Take your group on a tasting at one of these great destinations known for their distilleries.
The home of Jim Beam, Heaven Hill and Maker’s Mark sits at the beginning of Kentucky’s bourbon trail for good reason: It’s known as the Bourbon Capital of the World. With top names in bourbon from industry giants to prized independent brands like Barton 1792 and Willett, it can be hard to know where to start, so Dawn Przystal, tourism director for Bardstown-Nelson County Tourism, recommends beginning with the Heaven Hill Bourbon Distillery’s Bourbon Heritage Center.
“It offers a really great educational tasting for tours because the distillery is not on-site, so they set themselves apart by focusing more on the tasting,” she said. “Willett is small, so you get an intimate tour at a craft distillery, while Barton 1792, which is kind of midsized, has a visitor experience like you are at a working distillery. Some places are all about the visitor center.”
Historic downtown Bardstown, which has been designated a Registered Historic District due to the excellent preservation of buildings dating back to before the Civil War, including many from when the town was founded in the late 1700s, draws nearly 50,000 visitors each September for its annual Kentucky Bourbon Festival.
Though Bardstown’s whiskey distilleries shut down during the prohibition, many have roots that reach back much further; Maker’s Mark, for example, was originally built in 1805 and has been designated a National Historic Landmark.
If you were to play a quick association game with the state of Texas and a type of liquor, what would you choose? Tequila? Moonshine? Perhaps wine? Even though it’s not widely known, Texas — and Austin in particular — is home to some of the top craft vodka distilleries.

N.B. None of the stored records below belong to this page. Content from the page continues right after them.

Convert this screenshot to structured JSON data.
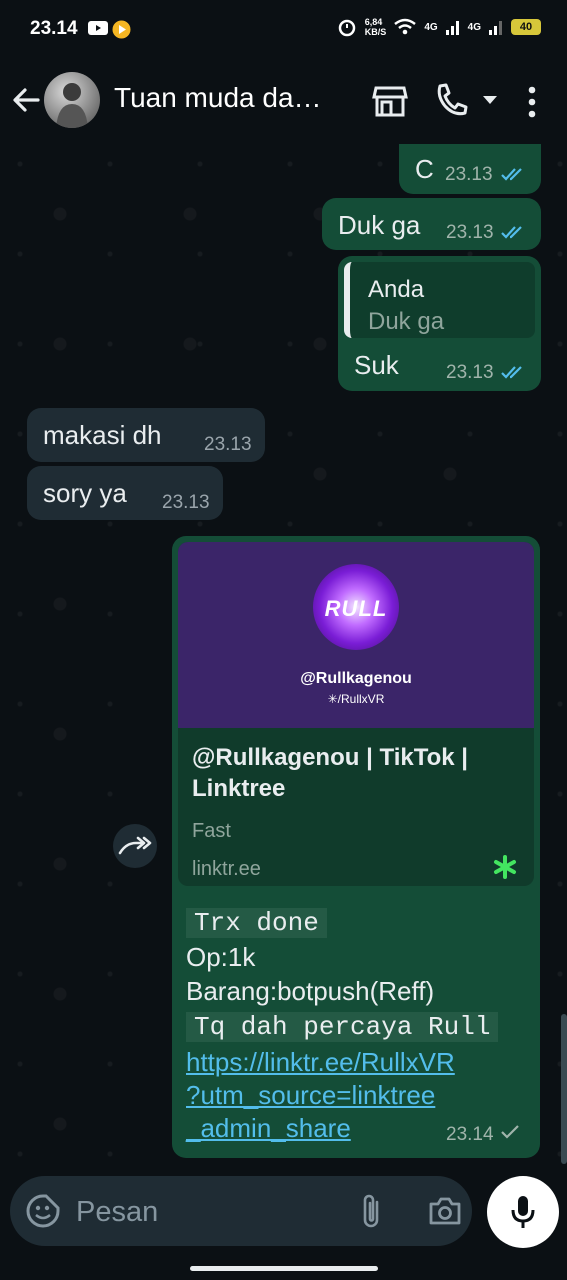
{
  "status_bar": {
    "time": "23.14",
    "network_speed": "6,84\nKB/S",
    "signal_1": "4G",
    "signal_2": "4G",
    "battery": "40"
  },
  "header": {
    "title": "Tuan muda da…"
  },
  "messages": [
    {
      "text": "C",
      "time": "23.13"
    },
    {
      "text": "Duk ga",
      "time": "23.13"
    },
    {
      "reply_author": "Anda",
      "reply_text": "Duk ga",
      "text": "Suk",
      "time": "23.13"
    },
    {
      "text": "makasi dh",
      "time": "23.13"
    },
    {
      "text": "sory ya",
      "time": "23.13"
    }
  ],
  "link_message": {
    "image_logo_word": "RULL",
    "image_handle": "@Rullkagenou",
    "image_sub": "✳/RullxVR",
    "title": "@Rullkagenou | TikTok | Linktree",
    "description": "Fast",
    "domain": "linktr.ee",
    "lines": [
      "Trx done",
      "Op:1k",
      "Barang:botpush(Reff)",
      "Tq dah percaya Rull"
    ],
    "url_lines": [
      "https://linktr.ee/RullxVR",
      "?utm_source=linktree",
      "_admin_share"
    ],
    "time": "23.14"
  },
  "composer": {
    "placeholder": "Pesan"
  },
  "colors": {
    "outgoing_bubble": "#144d37",
    "incoming_bubble": "#1f2c34",
    "read_ticks": "#53bdeb",
    "link": "#53bdeb"
  }
}
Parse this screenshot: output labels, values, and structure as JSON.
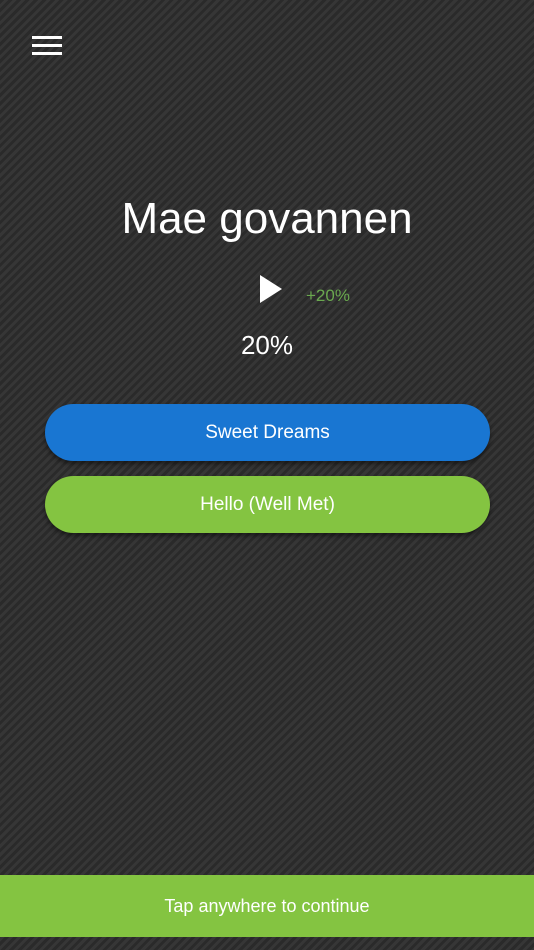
{
  "header": {
    "menu_icon": "hamburger-menu-icon"
  },
  "question": {
    "phrase": "Mae govannen",
    "play_icon": "play-icon",
    "bonus": "+20%",
    "progress": "20%"
  },
  "answers": [
    {
      "label": "Sweet Dreams",
      "color": "#1976d2"
    },
    {
      "label": "Hello (Well Met)",
      "color": "#84c441"
    }
  ],
  "footer": {
    "continue_label": "Tap anywhere to continue",
    "color": "#84c441"
  },
  "colors": {
    "accent_green": "#84c441",
    "accent_blue": "#1976d2",
    "bonus_green": "#6aa84f"
  }
}
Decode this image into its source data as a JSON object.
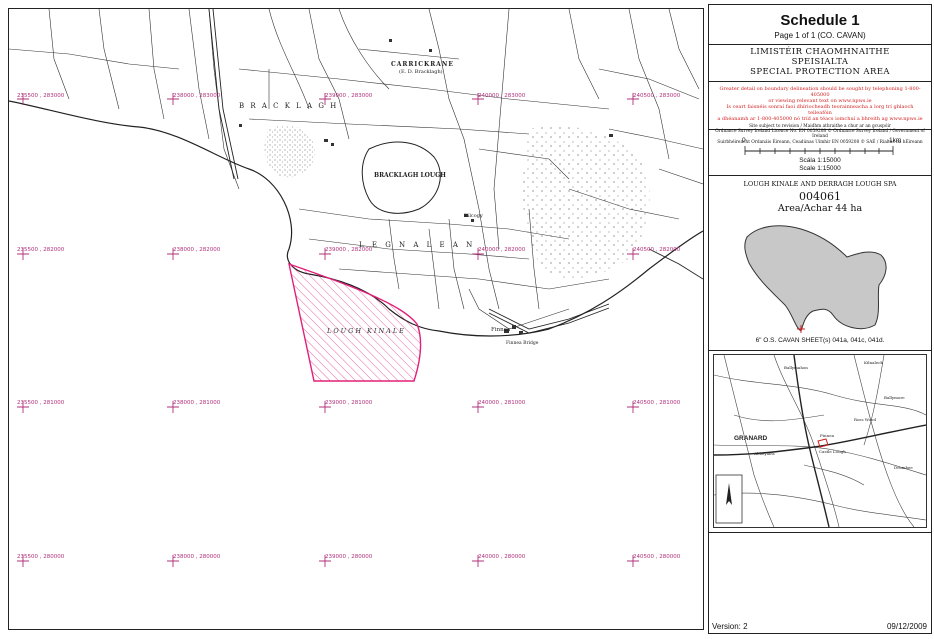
{
  "schedule": {
    "title": "Schedule 1",
    "page": "Page 1 of 1 (CO. CAVAN)"
  },
  "designation": {
    "line1": "LIMISTÉIR CHAOMHNAITHE",
    "line2": "SPEISIALTA",
    "line3": "SPECIAL PROTECTION AREA"
  },
  "notes": {
    "red1": "Greater detail on boundary delineation should be sought by telephoning 1-800-405000",
    "red2": "or viewing relevant text on www.npws.ie",
    "red3": "Is ceart faisnéis sonraí faoi dhíriocheadh teorainneacha a lorg trí ghlaoch teileafóin",
    "red4": "a dhéanamh ar 1-800-405000 nó tríd an téacs iomchuí a bhreith ag www.npws.ie",
    "tiny1": "Site subject to revision / Maidhm athraithe a chur ar an gcuspóir",
    "tiny2": "Ordnance Survey Ireland Licence No. EN 0059208 © Ordnance Survey Ireland / Government of Ireland",
    "tiny3": "Suirbhéireacht Ordanáis Éireann, Ceadúnas Uimhir EN 0059208 © SAÉ / Rialtas na hÉireann"
  },
  "scale": {
    "start": "0",
    "end": "1km",
    "irish": "Scála 1:15000",
    "english": "Scale 1:15000"
  },
  "site": {
    "name": "LOUGH KINALE AND DERRAGH LOUGH SPA",
    "code": "004061",
    "area": "Area/Achar 44 ha",
    "sheets": "6\" O.S.  CAVAN   SHEET(s) 041a, 041c, 041d."
  },
  "footer": {
    "version": "Version: 2",
    "date": "09/12/2009"
  },
  "map": {
    "grid_labels": [
      "235500 , 283000",
      "238000 , 283000",
      "239000 , 283000",
      "240000 , 283000",
      "240500 , 283000",
      "235500 , 282000",
      "238000 , 282000",
      "239000 , 282000",
      "240000 , 282000",
      "240500 , 282000",
      "235500 , 281000",
      "238000 , 281000",
      "239000 , 281000",
      "240000 , 281000",
      "240500 , 281000",
      "235500 , 280000",
      "238000 , 280000",
      "239000 , 280000",
      "240000 , 280000",
      "240500 , 280000"
    ],
    "features": {
      "carrickrane": "CARRICKRANE",
      "ed": "(E. D. Bracklagh)",
      "bracklagh": "B R A C K L A G H",
      "bracklagh_lough": "BRACKLAGH LOUGH",
      "kildallon": "L E G N A L E A N",
      "lough_kinale": "LOUGH KINALE",
      "finnea": "Finnea",
      "finnea_bridge": "Finnea Bridge",
      "kilcogy": "Kilcogy"
    }
  },
  "locator": {
    "granard": "GRANARD",
    "places": [
      "Ballymahon",
      "Kilnaleck",
      "Finnea",
      "Ross Wood",
      "Castle Lough",
      "Abbeylara",
      "Ballymore",
      "Drumbee"
    ]
  },
  "colors": {
    "spa_boundary": "#e0207a",
    "grid_marker": "#b0307a",
    "note_red": "#d21f1f"
  }
}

Named for Deep Eddy Pool, Austin’s scenic spring and natural swimming pool, Deep Eddy Vodka blends Texas springwater with pure cane sugar and natural flavors to create flavored vodkas like sweet tea vodka, created in collaboration with the Sweet Leaf Tea iced tea company, or ruby red vodka made with real grapefruit juice. Its tasting room is open by appointment. Further out in hill country, Dripping Springs Vodka also makes use of the mineral-rich local springwater for its vodka, which has received a purity award for the taste, which results from Dripping Springs’ process of distilling more than 20 times. Groups can do tours with tastings on Wednesdays and Saturdays.
About an hour outside Austin, the Garrison Brothers Distillery has made a name for itself with a liquor you’d usually associate with Kentucky: bourbon. After becoming the first whiskey distillery in Texas in 2005, it’s gone on to win the top American micro whiskey of the year award for its Cowboy Bourbon. Garrison Brothers’ hands-on tour even includes a taste of white dog, the high-proof white liquor that comes directly from the still before the aging process gives the whiskey its color.
For centuries, rum drove commerce in the Caribbean, and Puerto Rico was no exception. The island’s first sugarcane mill was built in the 1500s, before the colonists established settlements in continental North America. But though centuries of political upheaval have taken their toll on many of the historic sugarcane farms, mills and distilleries, the history of the island’s rum economy and production is preserved at the Casa Bacardi visitor center.
The Bacardi family originally began plying the rum trade in Cuba, but when its holdings were appropriated by Castro, it moved its operation entirely to its facility in Puerto Rico, which today, is the largest rum distillery in the world and, as early as 1980, accounted for two-thirds of global rum sales.
Casa Bacardi’s one-hour historical tour begins with a welcome drink and delves into the origins of both the family business and the local rum-making tradition in the wind-powered visitor center, winner of an Environmental Protection Agency award. Groups looking for something more interactive or with more tastings can opt for a tour with a mixology class or a tasting included.